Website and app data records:
◇ ◇ ◇ ◇
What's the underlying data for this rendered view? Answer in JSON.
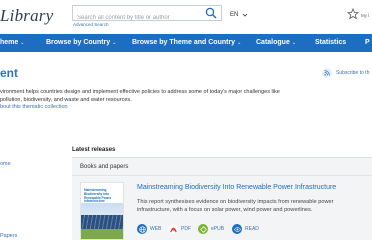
{
  "header": {
    "logo": "Library",
    "search_placeholder": "Search all content by title or author",
    "advanced_search": "Advanced Search",
    "language": "EN",
    "my_label": "My l"
  },
  "nav": {
    "items": [
      {
        "label": "heme",
        "chevron": true
      },
      {
        "label": "Browse by Country",
        "chevron": true
      },
      {
        "label": "Browse by Theme and Country",
        "chevron": true
      },
      {
        "label": "Catalogue",
        "chevron": true
      },
      {
        "label": "Statistics",
        "chevron": false
      },
      {
        "label": "P",
        "chevron": false
      }
    ]
  },
  "page": {
    "title": "ent",
    "subscribe": "Subscribe to th",
    "description": "vironment helps countries design and implement effective policies to address some of today's major challenges like pollution, biodiversity, and waste and water resources.",
    "about_link": "bout this thematic collection"
  },
  "sidebar": {
    "link_home": "ome",
    "link_papers": "Papers"
  },
  "latest": {
    "section_title": "Latest releases",
    "category": "Books and papers",
    "item": {
      "cover_title": "Mainstreaming Biodiversity into Renewable Power Infrastructure",
      "title": "Mainstreaming Biodiversity Into Renewable Power Infrastructure",
      "description": "This report synthesises evidence on biodiversity impacts from renewable power infrastructure, with a focus on solar power, wind power and powerlines.",
      "formats": [
        {
          "label": "WEB",
          "icon": "web-icon",
          "color": "#1d6ec0"
        },
        {
          "label": "PDF",
          "icon": "pdf-icon",
          "color": "#e0362c"
        },
        {
          "label": "ePUB",
          "icon": "epub-icon",
          "color": "#7bb32e"
        },
        {
          "label": "READ",
          "icon": "read-icon",
          "color": "#1d6ec0"
        }
      ]
    }
  },
  "colors": {
    "nav_bg": "#1d6ec0",
    "link": "#3b72b5",
    "title": "#2b78c2"
  }
}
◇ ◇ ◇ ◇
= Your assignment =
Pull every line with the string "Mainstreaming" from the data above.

= Your response =
      "cover_title": "Mainstreaming Biodiversity into Renewable Power Infrastructure",
      "title": "Mainstreaming Biodiversity Into Renewable Power Infrastructure",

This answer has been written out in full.